Location of the mosque, between the Armenian and Jewish quarters, in a 1936 Survey of Palestine map
19th century depiction, described as the "Minaret of Omar", showing a muezzin in the balcony chanting the call to prayer

The earliest reference know to the mosque was made by historian Mujir al-Din (born in 1496), who mentions the mosque was renovated in 1397, with funds collected and land donated to maintain it.[2] Obadiah Bartenura wrote that the mosque was built by a Jew who had converted to Islam.[4]

In the Six-Day War, the minaret was hit by snipers and was renovated in 1974.[2]

Further renovations to the building were done in 2019, paid for by the government of Jordan.[1]


The minaret is typical of the Mamluk period. It rises two stories high and is topped by a balcony for the muezzin. The upper part of the minaret is narrower than its base in order to stabilize the structure.[2]


Some columns found inside the mosque have led to it being associated with the Crusader Church of St Martin in the late nineteenth century;[5] according to Burgoyne since the columns are in their secondary use "this tenuous link between the mosque and the church cannot be maintained."[2]

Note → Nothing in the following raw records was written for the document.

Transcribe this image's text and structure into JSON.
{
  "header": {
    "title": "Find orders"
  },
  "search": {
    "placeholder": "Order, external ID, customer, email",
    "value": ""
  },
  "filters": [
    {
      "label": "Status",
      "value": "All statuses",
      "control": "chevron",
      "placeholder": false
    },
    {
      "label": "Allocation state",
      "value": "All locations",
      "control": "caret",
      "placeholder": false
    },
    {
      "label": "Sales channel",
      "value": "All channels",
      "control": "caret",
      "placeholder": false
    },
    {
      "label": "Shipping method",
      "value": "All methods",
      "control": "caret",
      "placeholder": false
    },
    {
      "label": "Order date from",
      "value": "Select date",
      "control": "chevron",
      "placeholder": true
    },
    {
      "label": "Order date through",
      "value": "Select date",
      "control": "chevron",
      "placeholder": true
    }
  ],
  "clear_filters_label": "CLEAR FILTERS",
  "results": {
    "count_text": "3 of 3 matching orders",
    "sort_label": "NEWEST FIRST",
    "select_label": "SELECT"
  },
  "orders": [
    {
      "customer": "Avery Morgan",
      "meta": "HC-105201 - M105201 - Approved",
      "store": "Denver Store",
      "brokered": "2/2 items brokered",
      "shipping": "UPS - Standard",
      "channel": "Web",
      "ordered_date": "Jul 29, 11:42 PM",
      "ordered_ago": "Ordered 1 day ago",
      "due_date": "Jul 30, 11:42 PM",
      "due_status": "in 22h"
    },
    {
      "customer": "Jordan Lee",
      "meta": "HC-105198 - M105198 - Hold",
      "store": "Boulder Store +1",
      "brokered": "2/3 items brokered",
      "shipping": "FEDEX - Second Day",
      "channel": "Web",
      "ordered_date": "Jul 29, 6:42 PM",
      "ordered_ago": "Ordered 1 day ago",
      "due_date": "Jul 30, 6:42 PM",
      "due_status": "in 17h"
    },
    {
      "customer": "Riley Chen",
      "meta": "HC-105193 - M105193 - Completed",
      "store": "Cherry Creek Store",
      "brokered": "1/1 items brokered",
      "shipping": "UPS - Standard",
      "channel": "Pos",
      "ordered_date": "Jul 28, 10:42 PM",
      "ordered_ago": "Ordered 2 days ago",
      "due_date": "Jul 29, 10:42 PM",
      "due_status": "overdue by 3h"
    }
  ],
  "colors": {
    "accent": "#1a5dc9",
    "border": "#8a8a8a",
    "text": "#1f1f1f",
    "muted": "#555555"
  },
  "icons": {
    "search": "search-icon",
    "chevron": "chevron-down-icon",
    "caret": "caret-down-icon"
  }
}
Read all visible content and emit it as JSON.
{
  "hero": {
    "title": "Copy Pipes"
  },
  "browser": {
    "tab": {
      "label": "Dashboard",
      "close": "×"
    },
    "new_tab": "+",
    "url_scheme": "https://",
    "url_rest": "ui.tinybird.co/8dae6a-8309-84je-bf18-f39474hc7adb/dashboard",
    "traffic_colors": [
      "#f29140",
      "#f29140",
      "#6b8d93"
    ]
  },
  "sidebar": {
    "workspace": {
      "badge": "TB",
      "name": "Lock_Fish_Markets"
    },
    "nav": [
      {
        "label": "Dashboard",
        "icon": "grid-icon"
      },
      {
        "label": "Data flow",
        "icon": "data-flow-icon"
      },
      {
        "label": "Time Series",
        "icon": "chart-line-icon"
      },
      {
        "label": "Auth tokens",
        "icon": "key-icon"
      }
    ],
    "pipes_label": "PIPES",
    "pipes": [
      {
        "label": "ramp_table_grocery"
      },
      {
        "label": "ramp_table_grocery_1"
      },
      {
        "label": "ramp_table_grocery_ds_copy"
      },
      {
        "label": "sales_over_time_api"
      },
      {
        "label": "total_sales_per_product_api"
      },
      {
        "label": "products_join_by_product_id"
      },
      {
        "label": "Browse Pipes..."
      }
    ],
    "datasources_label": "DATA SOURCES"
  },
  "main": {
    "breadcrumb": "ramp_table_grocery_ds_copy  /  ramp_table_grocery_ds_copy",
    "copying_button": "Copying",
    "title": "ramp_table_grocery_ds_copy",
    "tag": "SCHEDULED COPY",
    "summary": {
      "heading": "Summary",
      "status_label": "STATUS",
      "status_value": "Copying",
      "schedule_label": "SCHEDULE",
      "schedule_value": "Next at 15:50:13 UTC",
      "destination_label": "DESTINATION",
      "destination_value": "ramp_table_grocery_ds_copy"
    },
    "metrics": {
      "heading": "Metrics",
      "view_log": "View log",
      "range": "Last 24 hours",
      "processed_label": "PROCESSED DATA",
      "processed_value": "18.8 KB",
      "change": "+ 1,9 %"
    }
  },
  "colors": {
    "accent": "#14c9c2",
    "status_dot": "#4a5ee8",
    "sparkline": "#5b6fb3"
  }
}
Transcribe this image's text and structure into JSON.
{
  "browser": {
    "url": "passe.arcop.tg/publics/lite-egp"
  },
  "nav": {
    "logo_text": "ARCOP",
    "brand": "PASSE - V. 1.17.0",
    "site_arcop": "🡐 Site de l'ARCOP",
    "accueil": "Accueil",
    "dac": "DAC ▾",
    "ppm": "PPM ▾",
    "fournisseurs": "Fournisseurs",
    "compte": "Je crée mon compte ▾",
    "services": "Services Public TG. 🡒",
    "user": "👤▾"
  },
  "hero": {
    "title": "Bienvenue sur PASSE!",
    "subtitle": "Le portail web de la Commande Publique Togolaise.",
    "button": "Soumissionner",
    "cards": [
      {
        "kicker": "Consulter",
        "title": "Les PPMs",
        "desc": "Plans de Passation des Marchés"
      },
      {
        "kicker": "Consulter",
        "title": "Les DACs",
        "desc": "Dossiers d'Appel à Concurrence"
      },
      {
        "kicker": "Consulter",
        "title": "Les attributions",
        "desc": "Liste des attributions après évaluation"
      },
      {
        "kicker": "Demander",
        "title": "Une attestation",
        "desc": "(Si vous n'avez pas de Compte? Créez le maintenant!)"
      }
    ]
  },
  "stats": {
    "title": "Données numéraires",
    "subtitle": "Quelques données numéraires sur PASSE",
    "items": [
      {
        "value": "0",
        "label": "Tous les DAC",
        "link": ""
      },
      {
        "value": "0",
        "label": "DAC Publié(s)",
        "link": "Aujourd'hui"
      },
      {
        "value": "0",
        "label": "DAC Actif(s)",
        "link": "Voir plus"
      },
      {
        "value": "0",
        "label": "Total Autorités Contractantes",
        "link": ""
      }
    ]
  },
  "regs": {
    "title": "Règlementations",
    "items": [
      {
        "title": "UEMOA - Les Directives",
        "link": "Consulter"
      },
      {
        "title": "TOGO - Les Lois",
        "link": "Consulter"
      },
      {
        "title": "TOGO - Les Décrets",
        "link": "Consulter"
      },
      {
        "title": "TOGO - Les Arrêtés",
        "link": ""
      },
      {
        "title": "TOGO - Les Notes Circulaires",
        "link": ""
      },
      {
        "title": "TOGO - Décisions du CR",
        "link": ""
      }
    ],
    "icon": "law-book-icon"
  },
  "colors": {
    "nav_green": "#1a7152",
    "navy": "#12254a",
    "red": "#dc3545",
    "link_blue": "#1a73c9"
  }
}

  1. ^ a b c Yedid, Baruch (19 November 2019). "Jordan Reopening Mosque Adjacent to Hurva Synagogue in Heart of Jerusalem's Jewish Quarter". Jewish Press. Retrieved 2022-06-22.
  2. ^ a b c d e Burgoyne (1984). Mamluk Jerusalem: An Architectural Study, p. 513.
  3. ^ Wager, Eliyahu (1988). Ramban Synagogue. Jerusalem: The Jerusalem Publishing House. p. 60. {{cite book}}: |work= ignored (help)
  4. ^ Friedson, Yael (21 November 2011). ""עוד יהיה כאן פיצוץ": בקרוב מסגד בלב הרובע היהודי ("There will be another explosion here": Soon a mosque in the heart of the Jewish Quarter)". Ynet (in Hebrew). A year ago, the King of Morocco renovated the Disi Mosque (the second of the two mosques in the Jewish Quarter), but the residents and the community manager reached quiet agreements with moderate representatives of the Waqf, according to which prayers will be held there - without muezzin calls.
  5. ^ Hanauer, J. E., The Churches of St. Martin and St. John the Evangelist and subsequent letters, Palestine Exploration Quarterly, 1893, pages 301 onwards.